- many things are the same
- the same number must belong to one thing and to another.
Is number the cause, then, and does the thing exist because of its number, or is this not certain? E.g. the motions of the sun have a number, and again those of the moon,-yes, and the life and prime of each animal. Why, then, should not some of these numbers be squares, some cubes, and some equal, others double? There is no reason why they should not, and indeed they must move within these limits, since all things were assumed to share in number. And it was assumed that things that differed might fall under the same number.
Therefore if the same number had belonged to certain things, these would have been the same as one another, since they would have had the same form of number; e.g. sun and moon would have been the same. But why need these numbers be causes? There are seven vowels, the scale consists of seven strings, the Pleiades are seven, at seven animals lose their teeth (at least some do, though some do not), and the champions who fought against Thebes were seven.

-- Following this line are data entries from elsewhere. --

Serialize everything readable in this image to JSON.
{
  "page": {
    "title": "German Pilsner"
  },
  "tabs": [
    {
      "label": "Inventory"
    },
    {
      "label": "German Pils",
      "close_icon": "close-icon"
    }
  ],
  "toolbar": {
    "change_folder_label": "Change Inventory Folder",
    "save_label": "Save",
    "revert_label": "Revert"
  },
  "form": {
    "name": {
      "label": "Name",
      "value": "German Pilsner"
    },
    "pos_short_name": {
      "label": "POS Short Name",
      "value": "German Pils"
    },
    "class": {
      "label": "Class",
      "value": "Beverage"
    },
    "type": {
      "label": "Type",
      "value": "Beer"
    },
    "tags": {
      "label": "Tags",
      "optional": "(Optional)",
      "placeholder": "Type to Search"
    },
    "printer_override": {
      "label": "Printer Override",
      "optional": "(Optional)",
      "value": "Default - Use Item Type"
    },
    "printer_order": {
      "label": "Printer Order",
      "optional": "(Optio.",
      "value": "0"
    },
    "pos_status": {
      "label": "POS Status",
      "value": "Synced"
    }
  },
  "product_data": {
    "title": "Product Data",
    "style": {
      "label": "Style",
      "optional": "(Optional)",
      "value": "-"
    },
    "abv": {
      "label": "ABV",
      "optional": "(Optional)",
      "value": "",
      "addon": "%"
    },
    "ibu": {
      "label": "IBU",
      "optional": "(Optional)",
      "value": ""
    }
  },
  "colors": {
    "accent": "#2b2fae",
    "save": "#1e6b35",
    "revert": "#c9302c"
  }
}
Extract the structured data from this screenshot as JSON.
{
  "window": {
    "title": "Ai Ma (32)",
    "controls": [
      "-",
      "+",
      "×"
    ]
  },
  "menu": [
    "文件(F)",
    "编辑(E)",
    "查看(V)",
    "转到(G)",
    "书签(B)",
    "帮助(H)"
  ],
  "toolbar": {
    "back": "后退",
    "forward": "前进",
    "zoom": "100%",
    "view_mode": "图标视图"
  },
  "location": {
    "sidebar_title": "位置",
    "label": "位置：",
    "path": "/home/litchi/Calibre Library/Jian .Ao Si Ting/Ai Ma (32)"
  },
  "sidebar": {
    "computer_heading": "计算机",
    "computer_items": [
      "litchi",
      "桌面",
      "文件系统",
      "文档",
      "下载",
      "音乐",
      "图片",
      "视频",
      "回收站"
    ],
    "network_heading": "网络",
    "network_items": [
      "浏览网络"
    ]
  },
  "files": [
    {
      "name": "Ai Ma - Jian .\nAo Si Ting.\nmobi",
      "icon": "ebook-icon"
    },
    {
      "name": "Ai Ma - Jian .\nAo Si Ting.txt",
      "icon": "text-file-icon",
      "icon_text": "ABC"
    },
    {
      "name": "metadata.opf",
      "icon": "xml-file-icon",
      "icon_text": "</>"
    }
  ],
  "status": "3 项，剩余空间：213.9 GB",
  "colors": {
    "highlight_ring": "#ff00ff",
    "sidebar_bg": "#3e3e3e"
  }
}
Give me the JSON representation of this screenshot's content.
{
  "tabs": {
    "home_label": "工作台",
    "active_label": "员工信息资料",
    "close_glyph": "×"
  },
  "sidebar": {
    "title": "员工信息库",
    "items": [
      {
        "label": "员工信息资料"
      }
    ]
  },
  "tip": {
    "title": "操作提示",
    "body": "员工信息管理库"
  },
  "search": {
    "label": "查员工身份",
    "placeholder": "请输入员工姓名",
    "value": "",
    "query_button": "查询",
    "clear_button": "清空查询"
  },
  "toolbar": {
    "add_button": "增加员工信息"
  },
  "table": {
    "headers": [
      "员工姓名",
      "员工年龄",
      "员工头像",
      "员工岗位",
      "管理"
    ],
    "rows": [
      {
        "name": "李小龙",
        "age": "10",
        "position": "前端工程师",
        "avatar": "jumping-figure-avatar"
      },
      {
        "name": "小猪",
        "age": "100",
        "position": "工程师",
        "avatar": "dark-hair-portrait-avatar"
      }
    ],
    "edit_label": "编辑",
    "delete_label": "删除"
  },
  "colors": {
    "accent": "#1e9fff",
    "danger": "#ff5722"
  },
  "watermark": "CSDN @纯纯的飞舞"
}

Is it then because the number is the kind of number it is, that the champions were seven or the Pleiad consists of seven stars? Surely the champions were seven because there were seven gates or for some other reason, and the Pleiad we count as seven, as we count the Bear as twelve, while other peoples count more stars in both.
Nay they even say that X, Ps and Z are concords and that because there are three concords, the double consonants also are three.
They quite neglect the fact that there might be a thousand such letters; for one symbol might be assigned to GP. But if they say that each of these three is equal to two of the other letters, and no other is so, and if the cause is that there are three parts of the mouth and one letter is in each applied to sigma, it is for this reason that there are only three, not because the concords are three; since as a matter of fact the concords are more than three, but of double consonants there cannot be more.
These people are like the old-fashioned Homeric scholars. They see small resemblances but neglect great ones.
Some say that there are many such cases, e.g. that the middle strings are represented by nine and eight, and that the epic verse has seventeen syllables, which is equal in number to the two strings, and that the scansion is, in the right half of the line nine syllables, and in the left eight. And they say that the distance in the letters from alpha to omega is equal to that from the lowest note of the flute to the highest, and that the number of this note is equal to that of the whole choir of heaven. It may be suspected that no one could find difficulty either in stating such analogies or in finding them in eternal things, since they can be found even in perishable things.
But the lauded characteristics of numbers, and the contraries of these, and generally the mathematical relations, as some describe them, making them causes of nature, seem, when we inspect them in this way, to vanish; for none of them is a cause in any of the senses that have been distinguished in reference to the first principles.
In a sense, however, they make it plain that goodness belongs to numbers, and that the odd, the straight, the square, the potencies of certain numbers, are in the column of the beautiful. For the seasons and a particular kind of number go together; and the other agreements that they collect from the theorems of mathematics all have this meaning.
Hence they are like coincidences. For they are accidents, but the things that agree are all appropriate to one another, and one by analogy. For in each category of being an analogous term is found-as the straight is in length, so is the level in surface, perhaps the odd in number, and the white in colour.
The number-ideas are not the causes of musical phenomena and the like.
My opponents have much trouble with the generation of numbers. They can in no way make a system of them. It shows that the objects of mathematics:
- are not separable from sensible things and
- are not the first principles